Sutton wasn't done after just one period of play. Rather she used a blistering snap shot from the slot to tally her second unassisted goal of the game to give Penn State a 3-1 lead with 12:13 remaining in the second period.

"I'm really, really proud of her," said junior captain Shannon Yoxheimer. "She played awesome. Her performance says a lot about her character because she is so hard working. She's a stay-home 'D' when she needs to be and then when she can join the play she doesn't hesitate and good results happen."

Sutton chose Penn State due to its rich balance of academics and athletics, but it was her vision and footwork that led to head coach Josh Brandwene recruiting her to the Blue and White.

"She's a tremendous athlete and an even better teammate...She's a terrific two-way defender with great footwork," said head coach Josh Brandwene.

The Nittany Lions pulled away 3:25 into the third period when junior Hannah Hoenshell scored on a pass from freshman Irene Kiroplis to give Penn State a 4-2 advantage.

Penn State refused to slow down as Emily Laurenzi shot a crisp pass to junior line mate Micayla Catanzariti for a top-shelf beauty past the glove of Western's goalie to give the Blue and White a commanding 5-2 lead nearly nine minutes into the final period.

The Mustangs managed to muster two goals past Penn State junior goalie Celine Whitlinger in the second period, but it wasn't enough to skate by the well-orchestrated Nittany Lions.

Although Friday's game was an exhibition, a three-goal win to start this season shows just how progressive this program is under Brandwene.

"The mindset is to build and get better," said Brandwene. "This is an incredibly coachable group that is hungry to learn and get better."

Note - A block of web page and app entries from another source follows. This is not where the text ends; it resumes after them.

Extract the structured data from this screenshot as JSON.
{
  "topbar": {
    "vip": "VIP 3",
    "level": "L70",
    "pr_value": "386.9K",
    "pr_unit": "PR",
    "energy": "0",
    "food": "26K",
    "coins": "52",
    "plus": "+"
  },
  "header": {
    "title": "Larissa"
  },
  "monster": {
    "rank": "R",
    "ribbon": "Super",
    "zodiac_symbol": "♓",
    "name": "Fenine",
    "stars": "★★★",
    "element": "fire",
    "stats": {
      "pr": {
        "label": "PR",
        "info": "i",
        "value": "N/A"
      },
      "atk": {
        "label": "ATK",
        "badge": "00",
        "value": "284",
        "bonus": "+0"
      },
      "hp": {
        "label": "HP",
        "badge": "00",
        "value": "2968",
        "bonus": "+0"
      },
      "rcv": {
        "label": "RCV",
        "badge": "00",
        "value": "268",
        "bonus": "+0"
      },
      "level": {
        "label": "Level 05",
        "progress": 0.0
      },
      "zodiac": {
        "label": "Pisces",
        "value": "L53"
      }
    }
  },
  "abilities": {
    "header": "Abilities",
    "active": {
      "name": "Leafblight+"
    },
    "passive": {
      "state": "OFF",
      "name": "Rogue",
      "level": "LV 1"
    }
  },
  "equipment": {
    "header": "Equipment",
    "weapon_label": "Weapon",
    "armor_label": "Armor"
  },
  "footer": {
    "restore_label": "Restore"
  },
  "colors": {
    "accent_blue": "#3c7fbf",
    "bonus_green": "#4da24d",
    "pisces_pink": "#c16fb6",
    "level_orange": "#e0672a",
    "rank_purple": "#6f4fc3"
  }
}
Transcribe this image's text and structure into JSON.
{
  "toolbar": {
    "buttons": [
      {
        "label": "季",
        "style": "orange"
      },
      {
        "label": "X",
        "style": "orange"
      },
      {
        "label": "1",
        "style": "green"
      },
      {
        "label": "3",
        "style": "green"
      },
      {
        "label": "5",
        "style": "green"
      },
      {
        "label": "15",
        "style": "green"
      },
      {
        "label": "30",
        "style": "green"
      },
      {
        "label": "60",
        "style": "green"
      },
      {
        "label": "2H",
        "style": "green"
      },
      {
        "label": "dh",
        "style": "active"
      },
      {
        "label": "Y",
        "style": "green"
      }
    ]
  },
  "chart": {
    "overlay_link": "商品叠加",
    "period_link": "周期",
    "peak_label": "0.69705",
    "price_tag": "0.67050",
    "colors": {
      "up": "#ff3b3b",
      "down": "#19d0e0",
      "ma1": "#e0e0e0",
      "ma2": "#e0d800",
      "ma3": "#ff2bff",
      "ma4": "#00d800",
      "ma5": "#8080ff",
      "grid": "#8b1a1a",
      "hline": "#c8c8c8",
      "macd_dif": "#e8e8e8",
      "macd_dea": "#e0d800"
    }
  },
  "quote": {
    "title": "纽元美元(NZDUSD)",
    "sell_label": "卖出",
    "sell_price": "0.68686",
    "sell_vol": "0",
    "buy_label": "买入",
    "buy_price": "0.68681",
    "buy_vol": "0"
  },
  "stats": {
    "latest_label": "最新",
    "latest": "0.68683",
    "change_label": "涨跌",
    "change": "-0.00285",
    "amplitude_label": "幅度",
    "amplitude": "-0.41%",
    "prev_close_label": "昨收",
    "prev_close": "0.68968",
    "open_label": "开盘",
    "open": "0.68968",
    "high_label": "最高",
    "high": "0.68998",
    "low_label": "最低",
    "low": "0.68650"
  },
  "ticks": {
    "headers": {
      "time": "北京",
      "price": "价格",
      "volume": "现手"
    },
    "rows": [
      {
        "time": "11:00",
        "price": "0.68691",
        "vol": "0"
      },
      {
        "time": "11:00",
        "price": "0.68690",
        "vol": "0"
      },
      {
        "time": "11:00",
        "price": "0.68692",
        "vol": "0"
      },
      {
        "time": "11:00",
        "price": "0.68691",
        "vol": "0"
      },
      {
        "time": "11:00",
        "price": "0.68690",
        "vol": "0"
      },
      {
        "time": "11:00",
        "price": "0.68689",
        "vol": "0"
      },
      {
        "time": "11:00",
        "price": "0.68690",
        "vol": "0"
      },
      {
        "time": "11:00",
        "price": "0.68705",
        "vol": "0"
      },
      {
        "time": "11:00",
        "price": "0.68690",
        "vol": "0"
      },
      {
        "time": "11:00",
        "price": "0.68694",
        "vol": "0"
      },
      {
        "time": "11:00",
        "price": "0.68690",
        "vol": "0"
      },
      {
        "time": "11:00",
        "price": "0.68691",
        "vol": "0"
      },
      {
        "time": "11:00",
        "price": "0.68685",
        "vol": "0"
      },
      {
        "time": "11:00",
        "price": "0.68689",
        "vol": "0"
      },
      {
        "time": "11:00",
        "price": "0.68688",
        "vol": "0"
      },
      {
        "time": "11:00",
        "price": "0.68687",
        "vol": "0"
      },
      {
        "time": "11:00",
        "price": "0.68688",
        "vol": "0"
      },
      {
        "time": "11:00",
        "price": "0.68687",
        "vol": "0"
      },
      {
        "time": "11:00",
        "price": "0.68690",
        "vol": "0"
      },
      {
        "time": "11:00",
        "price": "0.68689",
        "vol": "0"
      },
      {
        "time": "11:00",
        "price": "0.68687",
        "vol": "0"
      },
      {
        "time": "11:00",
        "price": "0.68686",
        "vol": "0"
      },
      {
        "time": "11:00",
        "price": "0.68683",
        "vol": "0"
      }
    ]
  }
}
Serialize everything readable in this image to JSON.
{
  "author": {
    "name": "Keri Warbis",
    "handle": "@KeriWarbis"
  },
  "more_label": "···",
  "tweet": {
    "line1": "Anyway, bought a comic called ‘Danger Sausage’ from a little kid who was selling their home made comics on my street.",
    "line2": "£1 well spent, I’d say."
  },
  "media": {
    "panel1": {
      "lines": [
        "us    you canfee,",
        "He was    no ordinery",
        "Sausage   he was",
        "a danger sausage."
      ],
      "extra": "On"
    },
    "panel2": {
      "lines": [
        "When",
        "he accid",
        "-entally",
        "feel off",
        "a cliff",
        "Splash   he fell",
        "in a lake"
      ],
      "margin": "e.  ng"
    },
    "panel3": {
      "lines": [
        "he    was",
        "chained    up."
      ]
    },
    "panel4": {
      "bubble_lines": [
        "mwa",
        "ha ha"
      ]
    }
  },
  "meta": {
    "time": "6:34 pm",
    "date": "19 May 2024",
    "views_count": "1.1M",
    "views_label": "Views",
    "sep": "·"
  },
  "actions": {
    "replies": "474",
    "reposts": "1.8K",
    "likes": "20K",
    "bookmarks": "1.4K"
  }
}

Next up for the Nittany Lions will be a competitive weekend series October 3-4 in Minneapolis, Minn., where Penn State will faceoff against Minnesota on Friday and St. Cloud State on Saturday.

"When we get our opportunities on the power play we are going to have to get the puck to the net and take those chances because Minnesota is a very good team, and we know that when we get those opportunities we are going to have to capitalize," said Yoxheimer.